- Exercise goal
Output all the entries word for word. Omit the pictures.

-- Data for this exercise follows --

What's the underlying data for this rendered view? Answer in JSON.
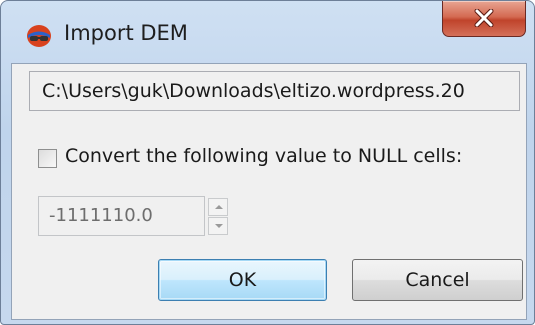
{
  "window": {
    "title": "Import DEM",
    "app_icon": "import-dem-app-icon",
    "close_icon": "close-icon"
  },
  "form": {
    "path_value": "C:\\Users\\guk\\Downloads\\eltizo.wordpress.20",
    "convert_null_checked": false,
    "convert_null_label": "Convert the following value to NULL cells:",
    "null_value": "-1111110.0"
  },
  "buttons": {
    "ok_label": "OK",
    "cancel_label": "Cancel"
  },
  "colors": {
    "close_button": "#c9523a",
    "ok_button_border": "#3c7fb1",
    "dialog_background": "#f0f0f0"
  }
}
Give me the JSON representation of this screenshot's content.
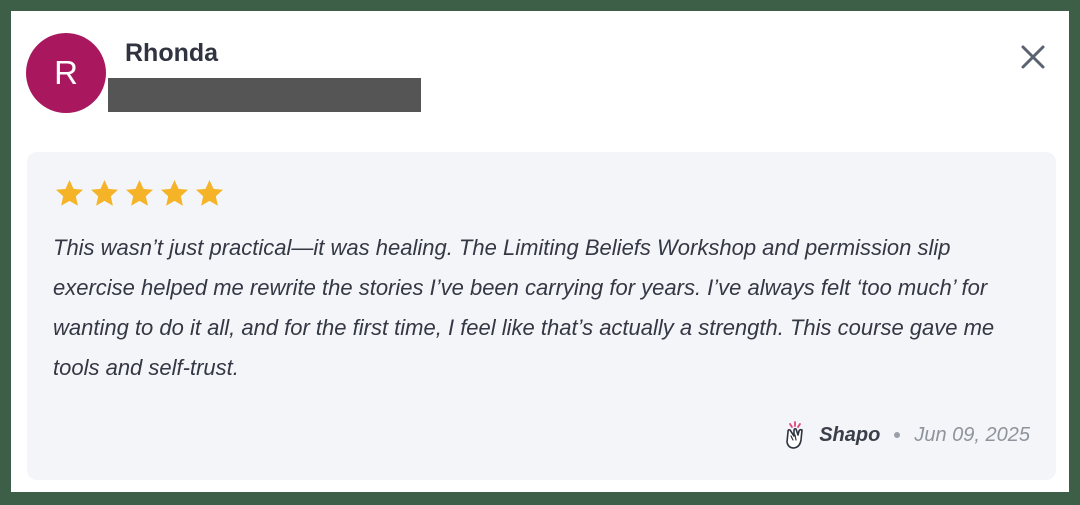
{
  "reviewer": {
    "initial": "R",
    "name": "Rhonda",
    "avatar_color": "#a9185f"
  },
  "review": {
    "rating": 5,
    "max_rating": 5,
    "star_color": "#f5b428",
    "text": "This wasn’t just practical—it was healing. The Limiting Beliefs Workshop and permission slip exercise helped me rewrite the stories I’ve been carrying for years. I’ve always felt ‘too much’ for wanting to do it all, and for the first time, I feel like that’s actually a strength. This course gave me tools and self-trust."
  },
  "footer": {
    "brand": "Shapo",
    "brand_icon": "clapping-hands-icon",
    "date": "Jun 09, 2025"
  },
  "icons": {
    "close": "close-icon"
  },
  "colors": {
    "frame": "#3d5e47",
    "card": "#ffffff",
    "review_background": "#f4f5f8",
    "redaction": "#555555"
  }
}
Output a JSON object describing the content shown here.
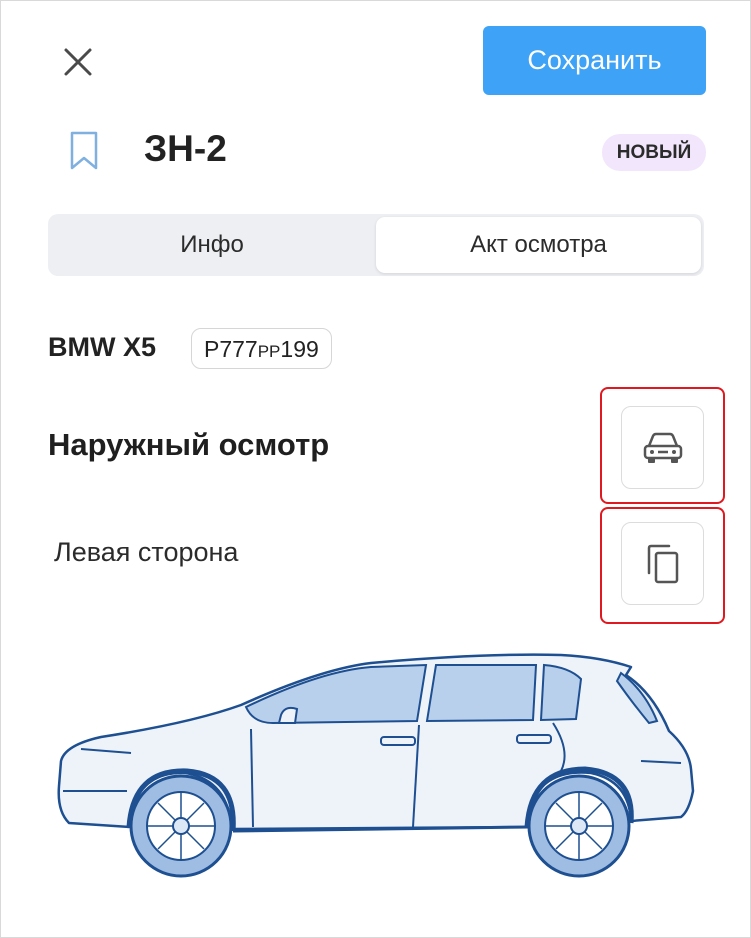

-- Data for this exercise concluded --

- Output of the exercise
What's the underlying data for this rendered view? Answer in JSON.
{
  "window": {
    "title": "Import DEM",
    "app_icon": "import-dem-app-icon",
    "close_icon": "close-icon"
  },
  "form": {
    "path_value": "C:\\Users\\guk\\Downloads\\eltizo.wordpress.20",
    "convert_null_checked": false,
    "convert_null_label": "Convert the following value to NULL cells:",
    "null_value": "-1111110.0"
  },
  "buttons": {
    "ok_label": "OK",
    "cancel_label": "Cancel"
  },
  "colors": {
    "close_button": "#c9523a",
    "ok_button_border": "#3c7fb1",
    "dialog_background": "#f0f0f0"
  }
}
Give me the JSON representation of this screenshot's content.
{
  "reviewer": {
    "initial": "R",
    "name": "Rhonda",
    "avatar_color": "#a9185f"
  },
  "review": {
    "rating": 5,
    "max_rating": 5,
    "star_color": "#f5b428",
    "text": "This wasn’t just practical—it was healing. The Limiting Beliefs Workshop and permission slip exercise helped me rewrite the stories I’ve been carrying for years. I’ve always felt ‘too much’ for wanting to do it all, and for the first time, I feel like that’s actually a strength. This course gave me tools and self-trust."
  },
  "footer": {
    "brand": "Shapo",
    "brand_icon": "clapping-hands-icon",
    "date": "Jun 09, 2025"
  },
  "icons": {
    "close": "close-icon"
  },
  "colors": {
    "frame": "#3d5e47",
    "card": "#ffffff",
    "review_background": "#f4f5f8",
    "redaction": "#555555"
  }
}
Output a JSON object describing the content shown here.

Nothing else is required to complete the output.